(Data for processing)

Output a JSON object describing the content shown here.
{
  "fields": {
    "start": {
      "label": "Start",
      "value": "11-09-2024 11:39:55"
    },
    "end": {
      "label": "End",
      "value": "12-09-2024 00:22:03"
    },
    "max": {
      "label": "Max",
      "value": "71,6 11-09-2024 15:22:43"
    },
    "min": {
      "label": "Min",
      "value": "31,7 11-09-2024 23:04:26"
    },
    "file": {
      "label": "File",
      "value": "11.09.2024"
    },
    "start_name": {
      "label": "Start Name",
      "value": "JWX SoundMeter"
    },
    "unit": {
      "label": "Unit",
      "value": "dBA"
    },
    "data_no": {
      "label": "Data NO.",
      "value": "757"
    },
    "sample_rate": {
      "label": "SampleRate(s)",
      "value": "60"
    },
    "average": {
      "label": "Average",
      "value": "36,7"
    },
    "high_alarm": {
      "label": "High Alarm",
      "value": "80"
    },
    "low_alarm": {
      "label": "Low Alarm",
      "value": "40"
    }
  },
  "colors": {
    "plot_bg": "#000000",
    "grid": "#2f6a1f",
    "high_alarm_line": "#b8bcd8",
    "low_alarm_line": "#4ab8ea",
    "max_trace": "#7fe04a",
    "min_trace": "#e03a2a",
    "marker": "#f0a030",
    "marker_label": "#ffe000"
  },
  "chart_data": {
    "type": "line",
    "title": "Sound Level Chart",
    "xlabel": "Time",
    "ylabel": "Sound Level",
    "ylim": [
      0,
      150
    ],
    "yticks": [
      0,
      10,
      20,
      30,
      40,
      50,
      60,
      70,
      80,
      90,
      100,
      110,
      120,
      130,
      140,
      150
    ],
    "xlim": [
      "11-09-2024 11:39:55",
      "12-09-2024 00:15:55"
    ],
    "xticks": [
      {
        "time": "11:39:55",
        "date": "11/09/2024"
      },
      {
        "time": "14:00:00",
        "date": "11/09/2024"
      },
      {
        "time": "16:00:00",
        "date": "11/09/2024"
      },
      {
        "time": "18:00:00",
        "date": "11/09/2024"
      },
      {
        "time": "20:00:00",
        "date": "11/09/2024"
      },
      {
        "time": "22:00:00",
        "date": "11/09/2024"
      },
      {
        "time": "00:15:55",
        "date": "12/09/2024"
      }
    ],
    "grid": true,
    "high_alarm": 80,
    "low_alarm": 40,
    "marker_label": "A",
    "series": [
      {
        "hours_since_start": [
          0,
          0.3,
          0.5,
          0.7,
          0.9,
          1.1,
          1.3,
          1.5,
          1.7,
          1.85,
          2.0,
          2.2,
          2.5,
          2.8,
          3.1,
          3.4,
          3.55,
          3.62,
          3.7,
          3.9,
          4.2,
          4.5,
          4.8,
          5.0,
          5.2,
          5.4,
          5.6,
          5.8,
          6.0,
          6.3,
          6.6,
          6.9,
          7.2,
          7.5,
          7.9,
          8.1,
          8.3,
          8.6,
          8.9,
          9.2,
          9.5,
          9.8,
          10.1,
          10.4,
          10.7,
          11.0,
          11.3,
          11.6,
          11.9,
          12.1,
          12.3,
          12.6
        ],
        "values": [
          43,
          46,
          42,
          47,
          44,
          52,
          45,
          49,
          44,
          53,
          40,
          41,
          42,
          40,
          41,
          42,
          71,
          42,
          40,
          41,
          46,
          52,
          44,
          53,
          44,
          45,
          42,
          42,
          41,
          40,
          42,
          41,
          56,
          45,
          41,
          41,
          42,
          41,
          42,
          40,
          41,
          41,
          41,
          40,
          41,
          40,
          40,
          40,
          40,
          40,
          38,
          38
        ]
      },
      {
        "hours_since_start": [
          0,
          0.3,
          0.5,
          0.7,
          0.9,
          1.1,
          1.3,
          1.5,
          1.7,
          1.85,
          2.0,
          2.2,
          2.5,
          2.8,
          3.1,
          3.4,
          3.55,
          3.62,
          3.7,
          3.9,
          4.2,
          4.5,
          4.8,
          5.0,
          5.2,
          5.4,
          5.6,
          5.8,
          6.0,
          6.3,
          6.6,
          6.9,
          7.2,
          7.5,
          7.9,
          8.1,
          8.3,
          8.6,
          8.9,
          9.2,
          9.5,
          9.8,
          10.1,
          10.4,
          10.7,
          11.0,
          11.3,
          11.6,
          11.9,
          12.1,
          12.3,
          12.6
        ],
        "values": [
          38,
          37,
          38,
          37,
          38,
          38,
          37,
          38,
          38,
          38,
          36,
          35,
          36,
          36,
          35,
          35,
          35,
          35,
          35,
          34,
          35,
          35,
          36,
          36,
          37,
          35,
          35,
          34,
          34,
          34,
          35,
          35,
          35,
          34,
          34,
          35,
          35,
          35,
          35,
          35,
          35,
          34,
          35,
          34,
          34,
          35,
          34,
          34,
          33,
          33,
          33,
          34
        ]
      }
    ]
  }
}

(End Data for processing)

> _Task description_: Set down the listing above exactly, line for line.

> _Written answer_:
Output a JSON object describing the content shown here.
{
  "fields": {
    "start": {
      "label": "Start",
      "value": "11-09-2024 11:39:55"
    },
    "end": {
      "label": "End",
      "value": "12-09-2024 00:22:03"
    },
    "max": {
      "label": "Max",
      "value": "71,6 11-09-2024 15:22:43"
    },
    "min": {
      "label": "Min",
      "value": "31,7 11-09-2024 23:04:26"
    },
    "file": {
      "label": "File",
      "value": "11.09.2024"
    },
    "start_name": {
      "label": "Start Name",
      "value": "JWX SoundMeter"
    },
    "unit": {
      "label": "Unit",
      "value": "dBA"
    },
    "data_no": {
      "label": "Data NO.",
      "value": "757"
    },
    "sample_rate": {
      "label": "SampleRate(s)",
      "value": "60"
    },
    "average": {
      "label": "Average",
      "value": "36,7"
    },
    "high_alarm": {
      "label": "High Alarm",
      "value": "80"
    },
    "low_alarm": {
      "label": "Low Alarm",
      "value": "40"
    }
  },
  "colors": {
    "plot_bg": "#000000",
    "grid": "#2f6a1f",
    "high_alarm_line": "#b8bcd8",
    "low_alarm_line": "#4ab8ea",
    "max_trace": "#7fe04a",
    "min_trace": "#e03a2a",
    "marker": "#f0a030",
    "marker_label": "#ffe000"
  },
  "chart_data": {
    "type": "line",
    "title": "Sound Level Chart",
    "xlabel": "Time",
    "ylabel": "Sound Level",
    "ylim": [
      0,
      150
    ],
    "yticks": [
      0,
      10,
      20,
      30,
      40,
      50,
      60,
      70,
      80,
      90,
      100,
      110,
      120,
      130,
      140,
      150
    ],
    "xlim": [
      "11-09-2024 11:39:55",
      "12-09-2024 00:15:55"
    ],
    "xticks": [
      {
        "time": "11:39:55",
        "date": "11/09/2024"
      },
      {
        "time": "14:00:00",
        "date": "11/09/2024"
      },
      {
        "time": "16:00:00",
        "date": "11/09/2024"
      },
      {
        "time": "18:00:00",
        "date": "11/09/2024"
      },
      {
        "time": "20:00:00",
        "date": "11/09/2024"
      },
      {
        "time": "22:00:00",
        "date": "11/09/2024"
      },
      {
        "time": "00:15:55",
        "date": "12/09/2024"
      }
    ],
    "grid": true,
    "high_alarm": 80,
    "low_alarm": 40,
    "marker_label": "A",
    "series": [
      {
        "hours_since_start": [
          0,
          0.3,
          0.5,
          0.7,
          0.9,
          1.1,
          1.3,
          1.5,
          1.7,
          1.85,
          2.0,
          2.2,
          2.5,
          2.8,
          3.1,
          3.4,
          3.55,
          3.62,
          3.7,
          3.9,
          4.2,
          4.5,
          4.8,
          5.0,
          5.2,
          5.4,
          5.6,
          5.8,
          6.0,
          6.3,
          6.6,
          6.9,
          7.2,
          7.5,
          7.9,
          8.1,
          8.3,
          8.6,
          8.9,
          9.2,
          9.5,
          9.8,
          10.1,
          10.4,
          10.7,
          11.0,
          11.3,
          11.6,
          11.9,
          12.1,
          12.3,
          12.6
        ],
        "values": [
          43,
          46,
          42,
          47,
          44,
          52,
          45,
          49,
          44,
          53,
          40,
          41,
          42,
          40,
          41,
          42,
          71,
          42,
          40,
          41,
          46,
          52,
          44,
          53,
          44,
          45,
          42,
          42,
          41,
          40,
          42,
          41,
          56,
          45,
          41,
          41,
          42,
          41,
          42,
          40,
          41,
          41,
          41,
          40,
          41,
          40,
          40,
          40,
          40,
          40,
          38,
          38
        ]
      },
      {
        "hours_since_start": [
          0,
          0.3,
          0.5,
          0.7,
          0.9,
          1.1,
          1.3,
          1.5,
          1.7,
          1.85,
          2.0,
          2.2,
          2.5,
          2.8,
          3.1,
          3.4,
          3.55,
          3.62,
          3.7,
          3.9,
          4.2,
          4.5,
          4.8,
          5.0,
          5.2,
          5.4,
          5.6,
          5.8,
          6.0,
          6.3,
          6.6,
          6.9,
          7.2,
          7.5,
          7.9,
          8.1,
          8.3,
          8.6,
          8.9,
          9.2,
          9.5,
          9.8,
          10.1,
          10.4,
          10.7,
          11.0,
          11.3,
          11.6,
          11.9,
          12.1,
          12.3,
          12.6
        ],
        "values": [
          38,
          37,
          38,
          37,
          38,
          38,
          37,
          38,
          38,
          38,
          36,
          35,
          36,
          36,
          35,
          35,
          35,
          35,
          35,
          34,
          35,
          35,
          36,
          36,
          37,
          35,
          35,
          34,
          34,
          34,
          35,
          35,
          35,
          34,
          34,
          35,
          35,
          35,
          35,
          35,
          35,
          34,
          35,
          34,
          34,
          35,
          34,
          34,
          33,
          33,
          33,
          34
        ]
      }
    ]
  }
}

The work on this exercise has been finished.